Required work:
Take every line from the entries below that includes the word "title" and copy it.

Source records:
▼▼▼

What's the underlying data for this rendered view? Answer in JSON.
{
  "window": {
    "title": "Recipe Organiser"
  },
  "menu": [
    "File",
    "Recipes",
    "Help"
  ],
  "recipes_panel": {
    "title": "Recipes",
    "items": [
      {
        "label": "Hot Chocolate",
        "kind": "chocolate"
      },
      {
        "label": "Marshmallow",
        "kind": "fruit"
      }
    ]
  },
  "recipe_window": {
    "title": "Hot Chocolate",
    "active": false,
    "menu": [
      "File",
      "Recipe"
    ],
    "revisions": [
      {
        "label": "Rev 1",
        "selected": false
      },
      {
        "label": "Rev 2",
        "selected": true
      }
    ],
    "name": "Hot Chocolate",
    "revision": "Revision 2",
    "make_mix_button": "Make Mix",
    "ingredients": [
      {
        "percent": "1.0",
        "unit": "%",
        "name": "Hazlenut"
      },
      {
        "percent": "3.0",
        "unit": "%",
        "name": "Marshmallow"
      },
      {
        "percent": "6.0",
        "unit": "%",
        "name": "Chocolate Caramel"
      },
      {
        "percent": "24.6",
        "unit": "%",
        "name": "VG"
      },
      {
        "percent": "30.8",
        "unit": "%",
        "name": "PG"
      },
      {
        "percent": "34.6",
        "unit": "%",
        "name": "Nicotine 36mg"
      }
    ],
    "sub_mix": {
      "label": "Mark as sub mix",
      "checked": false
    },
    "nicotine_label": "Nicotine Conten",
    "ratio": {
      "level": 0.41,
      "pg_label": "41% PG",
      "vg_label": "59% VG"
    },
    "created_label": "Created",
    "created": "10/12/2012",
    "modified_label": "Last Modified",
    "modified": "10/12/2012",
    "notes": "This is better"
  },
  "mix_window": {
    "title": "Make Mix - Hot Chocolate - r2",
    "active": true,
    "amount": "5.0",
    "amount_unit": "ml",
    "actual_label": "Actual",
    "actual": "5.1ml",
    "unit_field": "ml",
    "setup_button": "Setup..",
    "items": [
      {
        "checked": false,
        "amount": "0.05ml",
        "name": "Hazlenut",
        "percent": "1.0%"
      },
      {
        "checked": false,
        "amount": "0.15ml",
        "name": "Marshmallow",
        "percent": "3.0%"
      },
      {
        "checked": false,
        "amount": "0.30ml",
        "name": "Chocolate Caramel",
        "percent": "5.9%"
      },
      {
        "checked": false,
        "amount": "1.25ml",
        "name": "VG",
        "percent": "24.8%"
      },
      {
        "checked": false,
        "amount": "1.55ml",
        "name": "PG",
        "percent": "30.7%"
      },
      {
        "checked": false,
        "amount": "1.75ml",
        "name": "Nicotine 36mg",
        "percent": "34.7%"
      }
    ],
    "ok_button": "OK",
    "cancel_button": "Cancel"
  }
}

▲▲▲

Exercise result:
    "title": "Recipe Organiser"
    "title": "Recipes",
    "title": "Hot Chocolate",
    "title": "Make Mix - Hot Chocolate - r2",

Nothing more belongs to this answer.